Let me be clear that I am not suggesting context is not important. In order to learn something new, we need to connect to something known. Looking back, I am not sure how many 8th-graders have experience with cooking and building. They are familiar with time, however, which is why I like using the clock model. They also have worked with whole numbers, and I often try to connect to these computational experiences. Sometimes the mathematics itself is the context.

Essentially, it is about finding what is real for my learners. Certainly, there will be times when their reality is at odds with that of the mathematical community - that is when the fun begins. I can only hope that my learners, like Harry, will begin by asking, "Is this real?"


  1. When I cook, I am really lazy about washing measuring cups, so I am forever wondering, "how many times do I have to fill a 2/3 of a cup measure to measure 3/4 of a cup?" (which is dividing fractions). I also often think about doubling, tripling, or halving fractions when I change the size of a recipe. I rarely add or subtract fractions when cooking, except that I somtimes use repeated subtraction or repeated addition to do the dividing or multiplying.

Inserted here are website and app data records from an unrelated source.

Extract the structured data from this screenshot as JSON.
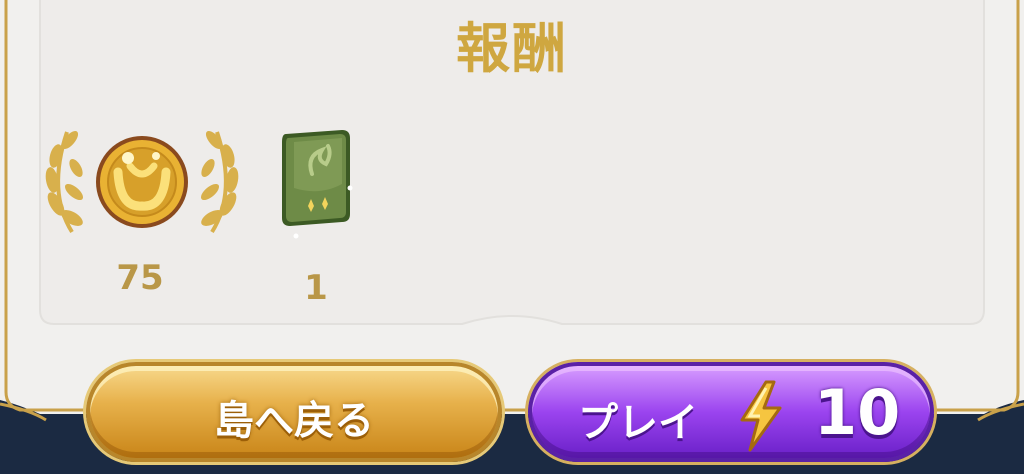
{
  "title": "報酬",
  "rewards": [
    {
      "icon": "gold-coin-icon",
      "count": "75"
    },
    {
      "icon": "green-card-pack-icon",
      "count": "1"
    }
  ],
  "buttons": {
    "back_label": "島へ戻る",
    "play_label": "プレイ",
    "play_cost": "10"
  },
  "colors": {
    "title_gold": "#cfa740",
    "count_gold": "#b99748",
    "panel": "#f0efed",
    "back_button": "#e7b14b",
    "play_button": "#9b44ef"
  }
}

  2. Popularity of Sudoku means that that puzzle became a reality for so many people. Their reality did not include Sudoku until the puzzle had been invented. This should serve a model for math education or any other kind of education. Students' reality is important and must be taken into account by a teacher who molds their reality to include what s/he teachers. But mold s/he has to do.

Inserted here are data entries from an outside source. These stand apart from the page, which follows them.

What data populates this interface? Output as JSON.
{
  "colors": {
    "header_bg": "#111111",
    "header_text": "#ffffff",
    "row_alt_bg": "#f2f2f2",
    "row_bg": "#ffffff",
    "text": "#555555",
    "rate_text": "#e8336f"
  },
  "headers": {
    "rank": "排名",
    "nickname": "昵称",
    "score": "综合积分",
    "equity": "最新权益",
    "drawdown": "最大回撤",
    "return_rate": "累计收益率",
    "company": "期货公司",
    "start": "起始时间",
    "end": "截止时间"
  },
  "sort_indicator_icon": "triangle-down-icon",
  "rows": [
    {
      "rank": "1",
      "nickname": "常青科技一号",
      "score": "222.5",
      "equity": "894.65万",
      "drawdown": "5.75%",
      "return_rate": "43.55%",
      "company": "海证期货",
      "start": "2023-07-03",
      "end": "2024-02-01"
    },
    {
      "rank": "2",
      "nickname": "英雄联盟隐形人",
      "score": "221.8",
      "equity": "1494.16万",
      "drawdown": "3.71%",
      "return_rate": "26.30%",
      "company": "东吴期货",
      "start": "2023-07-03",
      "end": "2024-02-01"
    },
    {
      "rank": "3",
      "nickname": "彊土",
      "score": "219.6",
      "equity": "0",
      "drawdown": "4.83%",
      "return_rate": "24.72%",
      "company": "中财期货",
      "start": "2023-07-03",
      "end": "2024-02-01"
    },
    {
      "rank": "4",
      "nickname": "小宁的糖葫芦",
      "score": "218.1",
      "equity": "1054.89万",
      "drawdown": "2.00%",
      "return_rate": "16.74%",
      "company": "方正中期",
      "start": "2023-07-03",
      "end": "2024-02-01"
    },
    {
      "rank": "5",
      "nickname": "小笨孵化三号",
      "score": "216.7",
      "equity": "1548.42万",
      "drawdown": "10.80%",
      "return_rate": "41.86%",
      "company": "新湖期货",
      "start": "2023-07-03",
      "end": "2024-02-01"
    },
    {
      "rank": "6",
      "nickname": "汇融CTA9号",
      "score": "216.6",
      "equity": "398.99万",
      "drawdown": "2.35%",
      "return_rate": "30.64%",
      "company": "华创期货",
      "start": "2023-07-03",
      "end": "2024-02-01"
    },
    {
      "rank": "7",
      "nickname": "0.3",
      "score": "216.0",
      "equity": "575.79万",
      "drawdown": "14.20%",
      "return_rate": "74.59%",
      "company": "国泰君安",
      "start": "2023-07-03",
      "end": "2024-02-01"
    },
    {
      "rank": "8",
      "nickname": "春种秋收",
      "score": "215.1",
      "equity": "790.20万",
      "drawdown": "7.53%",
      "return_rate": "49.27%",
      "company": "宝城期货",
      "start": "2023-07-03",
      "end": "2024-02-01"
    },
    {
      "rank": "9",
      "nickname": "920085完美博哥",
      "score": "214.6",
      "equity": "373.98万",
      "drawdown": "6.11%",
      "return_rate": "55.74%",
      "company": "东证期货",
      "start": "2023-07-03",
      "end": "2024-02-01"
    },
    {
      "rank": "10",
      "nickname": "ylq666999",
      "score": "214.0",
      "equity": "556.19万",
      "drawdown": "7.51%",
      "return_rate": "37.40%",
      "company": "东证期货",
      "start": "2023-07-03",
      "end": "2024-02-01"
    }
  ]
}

  3. Thank you for your comments. I see teachers as cultural ambassadors for their disciplines. Being able to share my authentic interests and the accepted norms of the scholarly community are important aspects of my role as a teacher. Some of these ideas (measurement division) and activities (Sudoku) may be new to my learners and I will need to support their adoption into the learners' schema.

    I also want learners to add their own unique perspectives to our exploration of the discipline. Who knows what new ideas will be created, challenged, and consolidated as a result? Maybe we are talking about different levels, but as a teacher I would rather be a model than a molder.

  4. I think context is very important, more than function(utility) - but that's just my opinion. This might help clarify my point.

    Stories provide great contexts.

  5. I think there is always a tension between real-world applications of what students learn in school and the need for simple thought play, as I call it.
    At one end of the spectrum you have this push for making the context "authentic" and rooted in adult-like life, and at the other our innate need for imaginative play.

    While you refer here to mathematics only, I see it as a broader issue with education today. The focus on STEM, on project-based learning and the general dismiss of humanities as being "non-productive" subjects makes me think how much we need to recover from this abyss. I don't believe school should be a replica of the world of work to this extent. Students need to play, experiment, create, wonder beyond it.